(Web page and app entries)
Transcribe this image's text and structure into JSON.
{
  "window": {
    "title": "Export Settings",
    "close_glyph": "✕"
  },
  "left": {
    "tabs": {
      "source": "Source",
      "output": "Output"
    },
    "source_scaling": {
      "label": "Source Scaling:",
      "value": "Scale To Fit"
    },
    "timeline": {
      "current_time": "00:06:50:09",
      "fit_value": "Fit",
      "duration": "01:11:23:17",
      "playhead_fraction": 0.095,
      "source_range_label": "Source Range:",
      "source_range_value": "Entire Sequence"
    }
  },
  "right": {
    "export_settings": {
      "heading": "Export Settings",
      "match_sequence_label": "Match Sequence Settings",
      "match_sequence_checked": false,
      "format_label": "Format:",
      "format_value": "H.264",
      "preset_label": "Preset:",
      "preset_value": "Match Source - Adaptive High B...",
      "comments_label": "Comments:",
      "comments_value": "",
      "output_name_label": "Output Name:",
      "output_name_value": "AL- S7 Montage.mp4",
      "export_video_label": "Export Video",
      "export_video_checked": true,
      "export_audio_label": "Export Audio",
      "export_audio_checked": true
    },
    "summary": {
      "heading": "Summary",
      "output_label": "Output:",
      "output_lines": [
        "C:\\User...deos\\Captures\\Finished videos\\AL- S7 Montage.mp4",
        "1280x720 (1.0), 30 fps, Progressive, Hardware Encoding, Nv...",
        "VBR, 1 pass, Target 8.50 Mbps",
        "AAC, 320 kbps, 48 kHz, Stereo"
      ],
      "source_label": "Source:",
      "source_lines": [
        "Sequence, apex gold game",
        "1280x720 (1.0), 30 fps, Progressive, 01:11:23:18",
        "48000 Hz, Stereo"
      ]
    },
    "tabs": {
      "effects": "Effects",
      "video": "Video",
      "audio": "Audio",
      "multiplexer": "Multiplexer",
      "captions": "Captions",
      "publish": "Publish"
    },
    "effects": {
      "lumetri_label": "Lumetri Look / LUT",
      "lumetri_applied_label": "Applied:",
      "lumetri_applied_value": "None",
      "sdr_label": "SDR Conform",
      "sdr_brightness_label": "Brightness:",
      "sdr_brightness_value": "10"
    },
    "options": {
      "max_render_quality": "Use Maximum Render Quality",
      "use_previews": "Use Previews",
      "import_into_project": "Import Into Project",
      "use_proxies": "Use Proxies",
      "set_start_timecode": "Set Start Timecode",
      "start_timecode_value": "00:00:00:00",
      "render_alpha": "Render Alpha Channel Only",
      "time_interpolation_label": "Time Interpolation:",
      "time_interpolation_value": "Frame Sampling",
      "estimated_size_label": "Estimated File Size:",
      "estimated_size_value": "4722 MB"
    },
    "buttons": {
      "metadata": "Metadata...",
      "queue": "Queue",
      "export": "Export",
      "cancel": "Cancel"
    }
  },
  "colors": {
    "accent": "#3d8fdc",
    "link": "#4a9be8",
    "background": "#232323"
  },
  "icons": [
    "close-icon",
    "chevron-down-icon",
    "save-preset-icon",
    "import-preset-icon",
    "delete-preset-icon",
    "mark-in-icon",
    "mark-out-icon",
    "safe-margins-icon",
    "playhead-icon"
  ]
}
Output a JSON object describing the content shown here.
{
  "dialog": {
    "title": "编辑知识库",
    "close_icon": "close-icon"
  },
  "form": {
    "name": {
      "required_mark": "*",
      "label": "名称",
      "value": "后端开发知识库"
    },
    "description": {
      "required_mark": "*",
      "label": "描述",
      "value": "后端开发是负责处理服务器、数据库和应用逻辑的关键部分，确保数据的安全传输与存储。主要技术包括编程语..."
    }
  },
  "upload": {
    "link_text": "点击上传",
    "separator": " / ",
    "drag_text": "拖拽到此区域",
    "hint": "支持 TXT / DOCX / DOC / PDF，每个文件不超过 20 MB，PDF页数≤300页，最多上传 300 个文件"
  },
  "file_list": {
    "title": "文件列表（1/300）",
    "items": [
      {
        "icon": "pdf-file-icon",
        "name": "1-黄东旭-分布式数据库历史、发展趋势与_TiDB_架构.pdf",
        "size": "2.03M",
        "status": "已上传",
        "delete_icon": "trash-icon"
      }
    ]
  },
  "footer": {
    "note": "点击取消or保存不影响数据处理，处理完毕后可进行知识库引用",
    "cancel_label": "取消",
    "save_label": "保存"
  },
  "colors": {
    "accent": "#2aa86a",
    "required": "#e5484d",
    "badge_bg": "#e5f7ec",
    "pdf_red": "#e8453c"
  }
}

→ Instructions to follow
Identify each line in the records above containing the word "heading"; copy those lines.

→ Reply
      "heading": "Export Settings",
      "heading": "Summary",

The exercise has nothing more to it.